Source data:
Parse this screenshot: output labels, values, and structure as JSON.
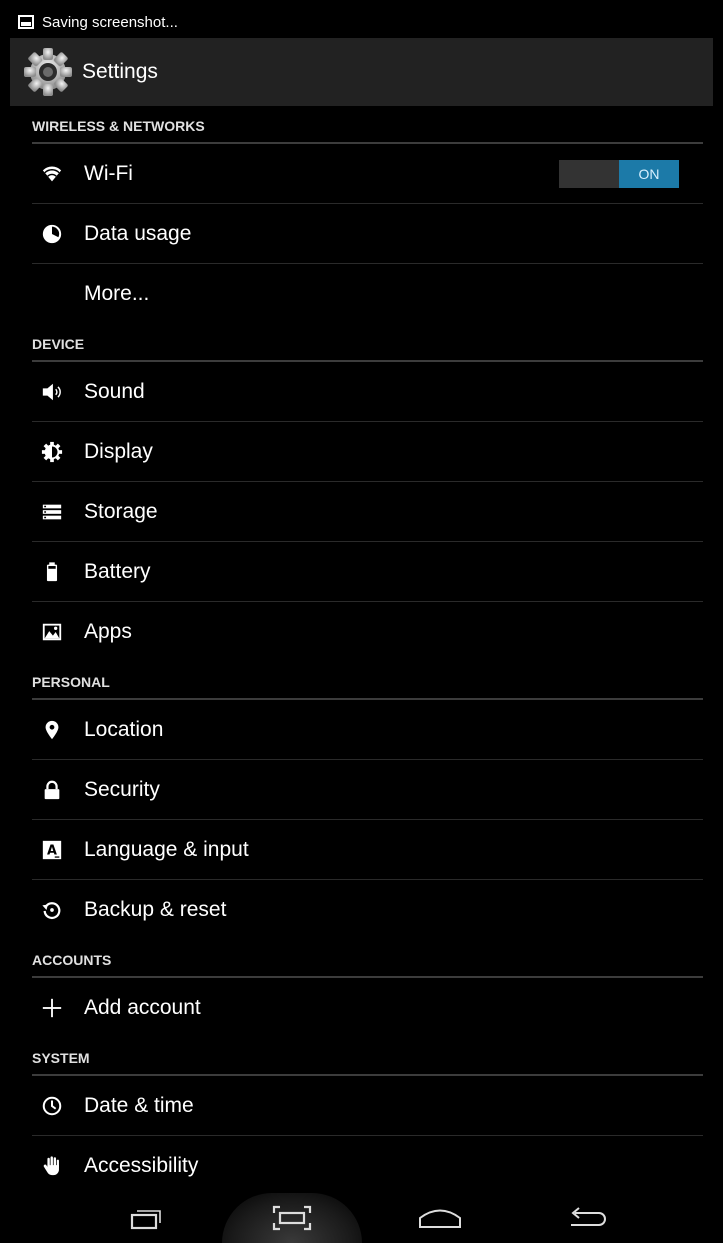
{
  "status_bar": {
    "notification_text": "Saving screenshot..."
  },
  "action_bar": {
    "title": "Settings",
    "icon": "settings-gear-icon"
  },
  "sections": {
    "wireless": "WIRELESS & NETWORKS",
    "device": "DEVICE",
    "personal": "PERSONAL",
    "accounts": "ACCOUNTS",
    "system": "SYSTEM"
  },
  "items": {
    "wifi": {
      "label": "Wi-Fi",
      "icon": "wifi-icon",
      "toggle_state": "ON"
    },
    "data_usage": {
      "label": "Data usage",
      "icon": "data-usage-icon"
    },
    "more": {
      "label": "More..."
    },
    "sound": {
      "label": "Sound",
      "icon": "sound-icon"
    },
    "display": {
      "label": "Display",
      "icon": "display-icon"
    },
    "storage": {
      "label": "Storage",
      "icon": "storage-icon"
    },
    "battery": {
      "label": "Battery",
      "icon": "battery-icon"
    },
    "apps": {
      "label": "Apps",
      "icon": "apps-icon"
    },
    "location": {
      "label": "Location",
      "icon": "location-icon"
    },
    "security": {
      "label": "Security",
      "icon": "lock-icon"
    },
    "language": {
      "label": "Language & input",
      "icon": "language-icon"
    },
    "backup": {
      "label": "Backup & reset",
      "icon": "backup-icon"
    },
    "add_account": {
      "label": "Add account",
      "icon": "plus-icon"
    },
    "date_time": {
      "label": "Date & time",
      "icon": "clock-icon"
    },
    "accessibility": {
      "label": "Accessibility",
      "icon": "hand-icon"
    }
  },
  "colors": {
    "toggle_on": "#1c7aa8",
    "action_bar": "#222222",
    "background": "#000000"
  }
}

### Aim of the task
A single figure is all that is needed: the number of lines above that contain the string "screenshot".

### Final answer
2